Convective effects on chemical waves. 3. Multicomponent convection in the iron(II)-nitric acid system
We consider the effects of convection on chemical waves in which density gradients result from the exothermicity as well as from the isothermal volume change of the reaction. The nitric acid oxidation of Fe(II) supports a constant-velocity traveling front which can be followed by observing the brown ring of the intermediate FeNO2+. The front velocity is extremely sensitive to the width of the tube in which the reaction is performed as well as to the orientation with respect to the gravitational vector. Ascending fronts propagate faster than pure reaction-diffusion fronts. Descending fronts propagate with the greatest velocities, as much as 80 times more rapidly than the reaction-diffusion front. Using the theory of multicomponent (double-diffusive) convection, we can explain this behavior in which there is a thermally induced density decrease in the front as well as an isothermal density increase. We qualitatively account for the observed concentration and orientation dependences. © 1991 American Chemical Society.
Publication Source (Journal or Book title)
Journal of Physical Chemistry
Pojman, J., Nagy, I., & Epstein, I. (1991). Convective effects on chemical waves. 3. Multicomponent convection in the iron(II)-nitric acid system.
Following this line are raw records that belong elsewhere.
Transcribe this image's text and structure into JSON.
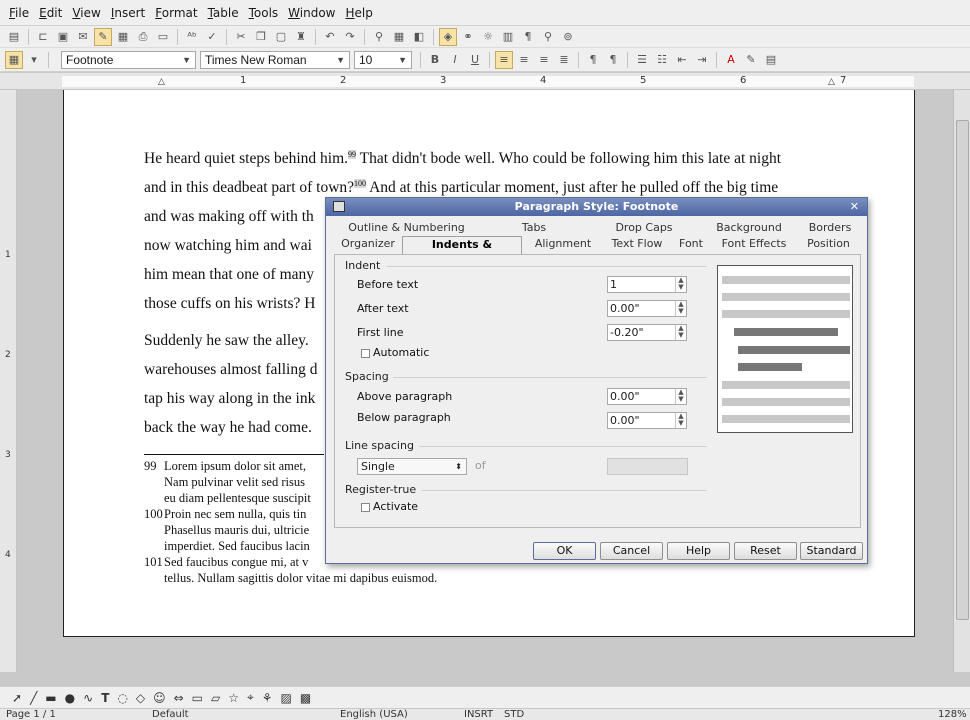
{
  "menubar": [
    "File",
    "Edit",
    "View",
    "Insert",
    "Format",
    "Table",
    "Tools",
    "Window",
    "Help"
  ],
  "formatting": {
    "style": "Footnote",
    "font": "Times New Roman",
    "size": "10"
  },
  "ruler": {
    "marks": [
      "1",
      "2",
      "3",
      "4",
      "5",
      "6",
      "7"
    ],
    "vmarks": [
      "1",
      "2",
      "3",
      "4"
    ]
  },
  "document": {
    "lines": [
      [
        "He heard quiet steps behind him.",
        "99",
        " That didn't bode well. Who could be following him this late at night"
      ],
      [
        "and in this deadbeat part of town?",
        "100",
        " And at this particular moment, just after he pulled off the big time"
      ],
      [
        "and was making off with th",
        "",
        ""
      ],
      [
        "now watching him and wai",
        "",
        ""
      ],
      [
        "him mean that one of many",
        "",
        ""
      ],
      [
        "those cuffs on his wrists? H",
        "",
        ""
      ]
    ],
    "lines2": [
      "Suddenly he saw the alley.",
      "warehouses almost falling d",
      "tap his way along in the ink",
      "back the way he had come."
    ],
    "footnotes": [
      {
        "no": "99",
        "lines": [
          "Lorem ipsum dolor sit amet,",
          "Nam pulvinar velit sed risus",
          "eu diam pellentesque suscipit"
        ]
      },
      {
        "no": "100",
        "lines": [
          "Proin nec sem nulla, quis tin",
          "Phasellus mauris dui, ultricie",
          "imperdiet. Sed faucibus lacin"
        ]
      },
      {
        "no": "101",
        "lines": [
          "Sed faucibus congue mi, at v",
          "tellus. Nullam sagittis dolor vitae mi dapibus euismod."
        ]
      }
    ]
  },
  "dialog": {
    "title": "Paragraph Style: Footnote",
    "tabs_row1": [
      "Outline & Numbering",
      "Tabs",
      "Drop Caps",
      "Background",
      "Borders"
    ],
    "tabs_row2": [
      "Organizer",
      "Indents & Spacing",
      "Alignment",
      "Text Flow",
      "Font",
      "Font Effects",
      "Position"
    ],
    "active_tab": "Indents & Spacing",
    "indent": {
      "heading": "Indent",
      "before_label": "Before text",
      "before_value": "1",
      "after_label": "After text",
      "after_value": "0.00\"",
      "first_label": "First line",
      "first_value": "-0.20\"",
      "automatic_label": "Automatic"
    },
    "spacing": {
      "heading": "Spacing",
      "above_label": "Above paragraph",
      "above_value": "0.00\"",
      "below_label": "Below paragraph",
      "below_value": "0.00\""
    },
    "line_spacing": {
      "heading": "Line spacing",
      "value": "Single",
      "of_label": "of"
    },
    "register": {
      "heading": "Register-true",
      "activate_label": "Activate"
    },
    "buttons": [
      "OK",
      "Cancel",
      "Help",
      "Reset",
      "Standard"
    ]
  },
  "status": {
    "page": "Page 1 / 1",
    "style": "Default",
    "language": "English (USA)",
    "insert": "INSRT",
    "std": "STD",
    "zoom": "128%"
  },
  "colors": {
    "titlebar": "#4d66a3",
    "highlight": "#f7e3a6"
  }
}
Journal of Physical Chemistry, 95 (3), 1306-1311. https://doi.org/10.1021/j100156a050